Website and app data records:

((

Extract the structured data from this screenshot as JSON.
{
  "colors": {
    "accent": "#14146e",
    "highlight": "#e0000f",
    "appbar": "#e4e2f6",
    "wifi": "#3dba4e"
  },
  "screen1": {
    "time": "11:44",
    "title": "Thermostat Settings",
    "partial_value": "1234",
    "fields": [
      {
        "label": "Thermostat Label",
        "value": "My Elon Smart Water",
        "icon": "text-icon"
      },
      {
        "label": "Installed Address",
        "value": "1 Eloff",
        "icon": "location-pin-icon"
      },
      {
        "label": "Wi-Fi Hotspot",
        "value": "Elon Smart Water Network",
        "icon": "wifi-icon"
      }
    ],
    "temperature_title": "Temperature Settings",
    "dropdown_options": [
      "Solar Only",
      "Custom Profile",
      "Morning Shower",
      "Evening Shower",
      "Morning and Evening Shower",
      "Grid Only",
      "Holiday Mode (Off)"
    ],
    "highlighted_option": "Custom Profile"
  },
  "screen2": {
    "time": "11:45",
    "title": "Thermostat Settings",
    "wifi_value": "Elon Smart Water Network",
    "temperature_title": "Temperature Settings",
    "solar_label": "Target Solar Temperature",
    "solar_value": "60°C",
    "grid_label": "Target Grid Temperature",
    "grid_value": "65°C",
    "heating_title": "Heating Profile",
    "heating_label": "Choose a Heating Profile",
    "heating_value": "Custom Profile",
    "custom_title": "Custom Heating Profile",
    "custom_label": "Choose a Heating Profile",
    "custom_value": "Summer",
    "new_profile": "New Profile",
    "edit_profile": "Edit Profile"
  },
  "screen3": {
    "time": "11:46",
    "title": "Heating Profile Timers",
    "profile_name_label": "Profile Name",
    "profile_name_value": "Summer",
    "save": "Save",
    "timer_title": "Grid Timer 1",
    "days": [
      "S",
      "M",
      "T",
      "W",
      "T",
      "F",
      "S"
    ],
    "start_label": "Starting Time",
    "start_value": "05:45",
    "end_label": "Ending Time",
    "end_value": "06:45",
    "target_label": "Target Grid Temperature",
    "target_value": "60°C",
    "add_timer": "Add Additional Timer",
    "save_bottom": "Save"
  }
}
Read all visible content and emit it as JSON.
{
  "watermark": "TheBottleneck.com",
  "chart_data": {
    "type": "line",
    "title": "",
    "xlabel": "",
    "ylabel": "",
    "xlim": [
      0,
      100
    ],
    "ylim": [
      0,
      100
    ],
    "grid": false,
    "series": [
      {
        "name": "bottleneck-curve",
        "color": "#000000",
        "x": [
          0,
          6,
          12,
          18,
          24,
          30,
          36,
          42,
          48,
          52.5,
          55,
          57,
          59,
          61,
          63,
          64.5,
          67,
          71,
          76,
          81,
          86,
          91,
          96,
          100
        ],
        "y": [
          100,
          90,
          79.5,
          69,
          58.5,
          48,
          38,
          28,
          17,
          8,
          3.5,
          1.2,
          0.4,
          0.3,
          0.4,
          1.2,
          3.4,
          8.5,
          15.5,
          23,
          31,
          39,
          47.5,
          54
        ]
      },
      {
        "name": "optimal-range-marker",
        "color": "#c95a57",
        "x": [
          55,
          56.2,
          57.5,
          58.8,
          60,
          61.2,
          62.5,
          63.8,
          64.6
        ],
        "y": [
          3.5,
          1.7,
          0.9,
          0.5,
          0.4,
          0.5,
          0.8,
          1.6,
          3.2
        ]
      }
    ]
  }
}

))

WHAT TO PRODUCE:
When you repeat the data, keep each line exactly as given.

TASK OUTPUT:
Extract the structured data from this screenshot as JSON.
{
  "colors": {
    "accent": "#14146e",
    "highlight": "#e0000f",
    "appbar": "#e4e2f6",
    "wifi": "#3dba4e"
  },
  "screen1": {
    "time": "11:44",
    "title": "Thermostat Settings",
    "partial_value": "1234",
    "fields": [
      {
        "label": "Thermostat Label",
        "value": "My Elon Smart Water",
        "icon": "text-icon"
      },
      {
        "label": "Installed Address",
        "value": "1 Eloff",
        "icon": "location-pin-icon"
      },
      {
        "label": "Wi-Fi Hotspot",
        "value": "Elon Smart Water Network",
        "icon": "wifi-icon"
      }
    ],
    "temperature_title": "Temperature Settings",
    "dropdown_options": [
      "Solar Only",
      "Custom Profile",
      "Morning Shower",
      "Evening Shower",
      "Morning and Evening Shower",
      "Grid Only",
      "Holiday Mode (Off)"
    ],
    "highlighted_option": "Custom Profile"
  },
  "screen2": {
    "time": "11:45",
    "title": "Thermostat Settings",
    "wifi_value": "Elon Smart Water Network",
    "temperature_title": "Temperature Settings",
    "solar_label": "Target Solar Temperature",
    "solar_value": "60°C",
    "grid_label": "Target Grid Temperature",
    "grid_value": "65°C",
    "heating_title": "Heating Profile",
    "heating_label": "Choose a Heating Profile",
    "heating_value": "Custom Profile",
    "custom_title": "Custom Heating Profile",
    "custom_label": "Choose a Heating Profile",
    "custom_value": "Summer",
    "new_profile": "New Profile",
    "edit_profile": "Edit Profile"
  },
  "screen3": {
    "time": "11:46",
    "title": "Heating Profile Timers",
    "profile_name_label": "Profile Name",
    "profile_name_value": "Summer",
    "save": "Save",
    "timer_title": "Grid Timer 1",
    "days": [
      "S",
      "M",
      "T",
      "W",
      "T",
      "F",
      "S"
    ],
    "start_label": "Starting Time",
    "start_value": "05:45",
    "end_label": "Ending Time",
    "end_value": "06:45",
    "target_label": "Target Grid Temperature",
    "target_value": "60°C",
    "add_timer": "Add Additional Timer",
    "save_bottom": "Save"
  }
}
Read all visible content and emit it as JSON.
{
  "watermark": "TheBottleneck.com",
  "chart_data": {
    "type": "line",
    "title": "",
    "xlabel": "",
    "ylabel": "",
    "xlim": [
      0,
      100
    ],
    "ylim": [
      0,
      100
    ],
    "grid": false,
    "series": [
      {
        "name": "bottleneck-curve",
        "color": "#000000",
        "x": [
          0,
          6,
          12,
          18,
          24,
          30,
          36,
          42,
          48,
          52.5,
          55,
          57,
          59,
          61,
          63,
          64.5,
          67,
          71,
          76,
          81,
          86,
          91,
          96,
          100
        ],
        "y": [
          100,
          90,
          79.5,
          69,
          58.5,
          48,
          38,
          28,
          17,
          8,
          3.5,
          1.2,
          0.4,
          0.3,
          0.4,
          1.2,
          3.4,
          8.5,
          15.5,
          23,
          31,
          39,
          47.5,
          54
        ]
      },
      {
        "name": "optimal-range-marker",
        "color": "#c95a57",
        "x": [
          55,
          56.2,
          57.5,
          58.8,
          60,
          61.2,
          62.5,
          63.8,
          64.6
        ],
        "y": [
          3.5,
          1.7,
          0.9,
          0.5,
          0.4,
          0.5,
          0.8,
          1.6,
          3.2
        ]
      }
    ]
  }
}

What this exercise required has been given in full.